parseIntMaybe :: P (ParsedRecord Maybe)
parseStringMaybe :: P (ParsedRecord Maybe)
fieldParsers :: ParsedRecord P -- makes sure every field has a parser
fieldParsers = ParseRecord parseInt parseString
complete :: Applicative f => ParsedRecord f -> f Record
complete (ParsedRecord x y) = Record <$> x <*> y

Remark: One could even encapsulate this process of field parser combining in this neat function signature:

ParsedRecord P -> P (ParsedRecord Identity)
1 Like

Part of the problem statement was

does not throw away work that has been successfully completed

So wouldn’t you need to shrink your list of field parsers each time one of them succeeds? I don’t see how that would work in this approach.

Since the parsed Endo functions never overwrite the fields that the other parsers are responsible for, I don’t see how we’re throwing away completed work. The disadvantage over your approach is that the Endo Record type carries no guarantee that you get a complete record out of a successful parse, since you could have omitted a field parser. This defect is only avoided by moving to the HKD variant, which is arguably of similar complexity as free Applicatives, plus requires an extra data declaration.

Oh, now I see: The Endo does not guard you against using the same parser twice, thus overwriting an already parsed field with a new value. The behaviour in presence of multiple field values in the parsed text was not specified, was it?
So what is the record that is parsed from "123\n234\nabc"? Should this fail? Is it Record 234 "abc" or Record 123 "234"?

I’m not familiar with the commandert package, but that does appear to be the case.

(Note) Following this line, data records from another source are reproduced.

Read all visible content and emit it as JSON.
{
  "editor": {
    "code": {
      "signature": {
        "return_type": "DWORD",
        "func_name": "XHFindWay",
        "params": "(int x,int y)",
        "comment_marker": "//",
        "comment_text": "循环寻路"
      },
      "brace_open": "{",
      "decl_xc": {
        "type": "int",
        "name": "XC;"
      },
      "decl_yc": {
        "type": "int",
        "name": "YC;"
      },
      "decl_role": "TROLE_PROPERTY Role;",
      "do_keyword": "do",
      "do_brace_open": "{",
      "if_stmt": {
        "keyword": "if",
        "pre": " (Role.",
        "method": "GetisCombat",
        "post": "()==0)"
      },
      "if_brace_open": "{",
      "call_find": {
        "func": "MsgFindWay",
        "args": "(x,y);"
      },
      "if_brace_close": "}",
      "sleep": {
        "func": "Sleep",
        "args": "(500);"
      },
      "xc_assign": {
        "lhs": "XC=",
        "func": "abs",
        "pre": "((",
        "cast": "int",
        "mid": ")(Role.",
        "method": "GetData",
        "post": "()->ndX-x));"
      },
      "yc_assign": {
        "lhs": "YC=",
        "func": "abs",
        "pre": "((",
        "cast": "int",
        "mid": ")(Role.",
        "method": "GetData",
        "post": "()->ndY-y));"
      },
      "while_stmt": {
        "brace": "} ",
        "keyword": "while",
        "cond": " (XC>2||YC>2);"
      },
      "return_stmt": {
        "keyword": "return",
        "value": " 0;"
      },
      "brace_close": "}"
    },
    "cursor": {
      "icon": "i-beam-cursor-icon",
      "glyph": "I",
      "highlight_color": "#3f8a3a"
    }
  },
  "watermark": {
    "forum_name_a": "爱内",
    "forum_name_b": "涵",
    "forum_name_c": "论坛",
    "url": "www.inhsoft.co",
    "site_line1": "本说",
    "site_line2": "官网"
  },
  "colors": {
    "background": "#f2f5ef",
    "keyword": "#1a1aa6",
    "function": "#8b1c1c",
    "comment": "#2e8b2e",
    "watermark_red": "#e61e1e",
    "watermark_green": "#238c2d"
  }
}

1 Like

@olf Completely depends on the implementation of parseInt and parseString so currently it is undefined. on what "123\n234\nabc" parseRecord produces.

The HKD approach you envision here has been implemented by

Depending on the parser, the successfully completed work from the fields is not thrown away because the entire record of results is memoized at every input location. This ends up equivalent to the Earley parsing algorithm.

1 Like